- **Your task**:
Please output the data exactly, without omitting anything.

- **Extracted information**:
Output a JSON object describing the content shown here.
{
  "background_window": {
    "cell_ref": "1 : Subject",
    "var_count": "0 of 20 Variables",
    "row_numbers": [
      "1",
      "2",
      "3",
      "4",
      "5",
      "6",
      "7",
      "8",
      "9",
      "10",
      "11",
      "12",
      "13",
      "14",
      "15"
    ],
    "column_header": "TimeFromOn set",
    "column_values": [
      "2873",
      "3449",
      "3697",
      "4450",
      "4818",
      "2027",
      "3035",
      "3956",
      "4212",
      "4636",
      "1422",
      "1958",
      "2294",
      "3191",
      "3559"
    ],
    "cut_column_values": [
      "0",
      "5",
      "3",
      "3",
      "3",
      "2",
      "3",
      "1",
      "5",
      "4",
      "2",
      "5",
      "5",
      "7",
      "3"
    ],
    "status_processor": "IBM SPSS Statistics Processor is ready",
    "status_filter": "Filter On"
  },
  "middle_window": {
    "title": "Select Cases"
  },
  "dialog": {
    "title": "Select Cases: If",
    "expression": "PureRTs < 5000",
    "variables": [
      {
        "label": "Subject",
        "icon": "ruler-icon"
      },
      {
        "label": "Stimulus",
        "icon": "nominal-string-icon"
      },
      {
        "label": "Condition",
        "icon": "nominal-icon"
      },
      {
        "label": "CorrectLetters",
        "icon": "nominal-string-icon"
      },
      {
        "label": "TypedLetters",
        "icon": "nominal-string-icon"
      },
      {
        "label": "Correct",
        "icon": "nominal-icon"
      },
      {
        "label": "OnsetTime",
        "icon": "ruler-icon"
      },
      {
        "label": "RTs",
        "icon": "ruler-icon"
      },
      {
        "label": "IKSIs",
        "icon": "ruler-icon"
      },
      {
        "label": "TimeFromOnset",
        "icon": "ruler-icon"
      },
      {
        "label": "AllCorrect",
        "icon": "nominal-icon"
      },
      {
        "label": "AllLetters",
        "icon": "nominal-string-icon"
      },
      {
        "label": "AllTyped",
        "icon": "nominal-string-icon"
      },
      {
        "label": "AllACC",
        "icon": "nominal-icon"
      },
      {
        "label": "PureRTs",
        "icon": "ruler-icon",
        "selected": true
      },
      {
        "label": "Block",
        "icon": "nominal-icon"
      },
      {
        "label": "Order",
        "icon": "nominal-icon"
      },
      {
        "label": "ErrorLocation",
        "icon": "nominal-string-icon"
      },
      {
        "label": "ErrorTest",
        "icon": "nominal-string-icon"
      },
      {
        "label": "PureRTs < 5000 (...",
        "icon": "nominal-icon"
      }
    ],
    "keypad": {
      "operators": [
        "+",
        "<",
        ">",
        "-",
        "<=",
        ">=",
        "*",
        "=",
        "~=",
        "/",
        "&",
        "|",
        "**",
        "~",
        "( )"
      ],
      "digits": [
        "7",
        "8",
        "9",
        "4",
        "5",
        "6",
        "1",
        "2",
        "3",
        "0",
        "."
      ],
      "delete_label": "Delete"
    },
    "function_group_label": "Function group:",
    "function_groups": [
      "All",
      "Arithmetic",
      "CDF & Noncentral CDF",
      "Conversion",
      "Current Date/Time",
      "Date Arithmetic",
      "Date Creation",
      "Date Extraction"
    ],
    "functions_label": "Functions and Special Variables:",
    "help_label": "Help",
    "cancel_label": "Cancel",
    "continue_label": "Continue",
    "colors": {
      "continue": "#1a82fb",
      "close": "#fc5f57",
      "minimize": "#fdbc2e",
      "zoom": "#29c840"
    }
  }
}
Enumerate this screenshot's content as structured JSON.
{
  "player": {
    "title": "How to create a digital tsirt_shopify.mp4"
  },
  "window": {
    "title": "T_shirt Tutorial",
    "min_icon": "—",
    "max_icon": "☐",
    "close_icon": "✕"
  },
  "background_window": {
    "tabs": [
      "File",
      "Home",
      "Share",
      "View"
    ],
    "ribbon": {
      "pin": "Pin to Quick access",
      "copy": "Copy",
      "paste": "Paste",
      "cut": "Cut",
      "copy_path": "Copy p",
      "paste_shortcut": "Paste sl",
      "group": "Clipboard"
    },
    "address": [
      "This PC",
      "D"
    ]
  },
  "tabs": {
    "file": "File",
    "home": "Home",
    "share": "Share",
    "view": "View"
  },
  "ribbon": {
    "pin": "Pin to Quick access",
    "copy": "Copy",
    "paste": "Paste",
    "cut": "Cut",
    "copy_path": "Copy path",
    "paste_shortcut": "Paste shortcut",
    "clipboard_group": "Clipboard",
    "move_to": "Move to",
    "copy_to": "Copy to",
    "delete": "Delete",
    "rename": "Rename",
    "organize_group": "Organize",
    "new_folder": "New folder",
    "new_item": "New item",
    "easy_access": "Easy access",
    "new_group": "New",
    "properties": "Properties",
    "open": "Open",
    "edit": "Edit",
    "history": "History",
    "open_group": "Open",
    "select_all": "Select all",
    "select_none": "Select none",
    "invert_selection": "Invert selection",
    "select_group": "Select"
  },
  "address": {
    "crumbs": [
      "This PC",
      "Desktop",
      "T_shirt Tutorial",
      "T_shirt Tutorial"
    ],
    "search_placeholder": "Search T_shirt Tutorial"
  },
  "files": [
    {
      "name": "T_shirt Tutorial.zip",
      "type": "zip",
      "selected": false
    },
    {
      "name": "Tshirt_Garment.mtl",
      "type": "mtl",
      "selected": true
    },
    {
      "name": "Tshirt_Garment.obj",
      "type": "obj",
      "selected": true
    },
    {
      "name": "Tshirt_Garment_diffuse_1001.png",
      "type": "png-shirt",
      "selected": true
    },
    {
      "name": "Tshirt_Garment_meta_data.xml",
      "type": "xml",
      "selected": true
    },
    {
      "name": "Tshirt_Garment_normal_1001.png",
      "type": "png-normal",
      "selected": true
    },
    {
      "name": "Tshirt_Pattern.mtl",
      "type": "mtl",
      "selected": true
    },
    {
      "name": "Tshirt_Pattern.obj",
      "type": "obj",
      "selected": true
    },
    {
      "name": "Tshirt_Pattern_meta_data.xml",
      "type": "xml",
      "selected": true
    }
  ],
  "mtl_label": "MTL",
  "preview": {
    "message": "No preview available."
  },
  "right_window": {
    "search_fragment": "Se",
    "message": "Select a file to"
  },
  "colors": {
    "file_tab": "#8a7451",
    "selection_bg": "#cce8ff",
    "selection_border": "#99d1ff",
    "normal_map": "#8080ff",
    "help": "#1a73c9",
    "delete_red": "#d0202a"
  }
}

- **Solved problem**:
Output a JSON object describing the content shown here.
{
  "background_window": {
    "cell_ref": "1 : Subject",
    "var_count": "0 of 20 Variables",
    "row_numbers": [
      "1",
      "2",
      "3",
      "4",
      "5",
      "6",
      "7",
      "8",
      "9",
      "10",
      "11",
      "12",
      "13",
      "14",
      "15"
    ],
    "column_header": "TimeFromOn set",
    "column_values": [
      "2873",
      "3449",
      "3697",
      "4450",
      "4818",
      "2027",
      "3035",
      "3956",
      "4212",
      "4636",
      "1422",
      "1958",
      "2294",
      "3191",
      "3559"
    ],
    "cut_column_values": [
      "0",
      "5",
      "3",
      "3",
      "3",
      "2",
      "3",
      "1",
      "5",
      "4",
      "2",
      "5",
      "5",
      "7",
      "3"
    ],
    "status_processor": "IBM SPSS Statistics Processor is ready",
    "status_filter": "Filter On"
  },
  "middle_window": {
    "title": "Select Cases"
  },
  "dialog": {
    "title": "Select Cases: If",
    "expression": "PureRTs < 5000",
    "variables": [
      {
        "label": "Subject",
        "icon": "ruler-icon"
      },
      {
        "label": "Stimulus",
        "icon": "nominal-string-icon"
      },
      {
        "label": "Condition",
        "icon": "nominal-icon"
      },
      {
        "label": "CorrectLetters",
        "icon": "nominal-string-icon"
      },
      {
        "label": "TypedLetters",
        "icon": "nominal-string-icon"
      },
      {
        "label": "Correct",
        "icon": "nominal-icon"
      },
      {
        "label": "OnsetTime",
        "icon": "ruler-icon"
      },
      {
        "label": "RTs",
        "icon": "ruler-icon"
      },
      {
        "label": "IKSIs",
        "icon": "ruler-icon"
      },
      {
        "label": "TimeFromOnset",
        "icon": "ruler-icon"
      },
      {
        "label": "AllCorrect",
        "icon": "nominal-icon"
      },
      {
        "label": "AllLetters",
        "icon": "nominal-string-icon"
      },
      {
        "label": "AllTyped",
        "icon": "nominal-string-icon"
      },
      {
        "label": "AllACC",
        "icon": "nominal-icon"
      },
      {
        "label": "PureRTs",
        "icon": "ruler-icon",
        "selected": true
      },
      {
        "label": "Block",
        "icon": "nominal-icon"
      },
      {
        "label": "Order",
        "icon": "nominal-icon"
      },
      {
        "label": "ErrorLocation",
        "icon": "nominal-string-icon"
      },
      {
        "label": "ErrorTest",
        "icon": "nominal-string-icon"
      },
      {
        "label": "PureRTs < 5000 (...",
        "icon": "nominal-icon"
      }
    ],
    "keypad": {
      "operators": [
        "+",
        "<",
        ">",
        "-",
        "<=",
        ">=",
        "*",
        "=",
        "~=",
        "/",
        "&",
        "|",
        "**",
        "~",
        "( )"
      ],
      "digits": [
        "7",
        "8",
        "9",
        "4",
        "5",
        "6",
        "1",
        "2",
        "3",
        "0",
        "."
      ],
      "delete_label": "Delete"
    },
    "function_group_label": "Function group:",
    "function_groups": [
      "All",
      "Arithmetic",
      "CDF & Noncentral CDF",
      "Conversion",
      "Current Date/Time",
      "Date Arithmetic",
      "Date Creation",
      "Date Extraction"
    ],
    "functions_label": "Functions and Special Variables:",
    "help_label": "Help",
    "cancel_label": "Cancel",
    "continue_label": "Continue",
    "colors": {
      "continue": "#1a82fb",
      "close": "#fc5f57",
      "minimize": "#fdbc2e",
      "zoom": "#29c840"
    }
  }
}
Enumerate this screenshot's content as structured JSON.
{
  "player": {
    "title": "How to create a digital tsirt_shopify.mp4"
  },
  "window": {
    "title": "T_shirt Tutorial",
    "min_icon": "—",
    "max_icon": "☐",
    "close_icon": "✕"
  },
  "background_window": {
    "tabs": [
      "File",
      "Home",
      "Share",
      "View"
    ],
    "ribbon": {
      "pin": "Pin to Quick access",
      "copy": "Copy",
      "paste": "Paste",
      "cut": "Cut",
      "copy_path": "Copy p",
      "paste_shortcut": "Paste sl",
      "group": "Clipboard"
    },
    "address": [
      "This PC",
      "D"
    ]
  },
  "tabs": {
    "file": "File",
    "home": "Home",
    "share": "Share",
    "view": "View"
  },
  "ribbon": {
    "pin": "Pin to Quick access",
    "copy": "Copy",
    "paste": "Paste",
    "cut": "Cut",
    "copy_path": "Copy path",
    "paste_shortcut": "Paste shortcut",
    "clipboard_group": "Clipboard",
    "move_to": "Move to",
    "copy_to": "Copy to",
    "delete": "Delete",
    "rename": "Rename",
    "organize_group": "Organize",
    "new_folder": "New folder",
    "new_item": "New item",
    "easy_access": "Easy access",
    "new_group": "New",
    "properties": "Properties",
    "open": "Open",
    "edit": "Edit",
    "history": "History",
    "open_group": "Open",
    "select_all": "Select all",
    "select_none": "Select none",
    "invert_selection": "Invert selection",
    "select_group": "Select"
  },
  "address": {
    "crumbs": [
      "This PC",
      "Desktop",
      "T_shirt Tutorial",
      "T_shirt Tutorial"
    ],
    "search_placeholder": "Search T_shirt Tutorial"
  },
  "files": [
    {
      "name": "T_shirt Tutorial.zip",
      "type": "zip",
      "selected": false
    },
    {
      "name": "Tshirt_Garment.mtl",
      "type": "mtl",
      "selected": true
    },
    {
      "name": "Tshirt_Garment.obj",
      "type": "obj",
      "selected": true
    },
    {
      "name": "Tshirt_Garment_diffuse_1001.png",
      "type": "png-shirt",
      "selected": true
    },
    {
      "name": "Tshirt_Garment_meta_data.xml",
      "type": "xml",
      "selected": true
    },
    {
      "name": "Tshirt_Garment_normal_1001.png",
      "type": "png-normal",
      "selected": true
    },
    {
      "name": "Tshirt_Pattern.mtl",
      "type": "mtl",
      "selected": true
    },
    {
      "name": "Tshirt_Pattern.obj",
      "type": "obj",
      "selected": true
    },
    {
      "name": "Tshirt_Pattern_meta_data.xml",
      "type": "xml",
      "selected": true
    }
  ],
  "mtl_label": "MTL",
  "preview": {
    "message": "No preview available."
  },
  "right_window": {
    "search_fragment": "Se",
    "message": "Select a file to"
  },
  "colors": {
    "file_tab": "#8a7451",
    "selection_bg": "#cce8ff",
    "selection_border": "#99d1ff",
    "normal_map": "#8080ff",
    "help": "#1a73c9",
    "delete_red": "#d0202a"
  }
}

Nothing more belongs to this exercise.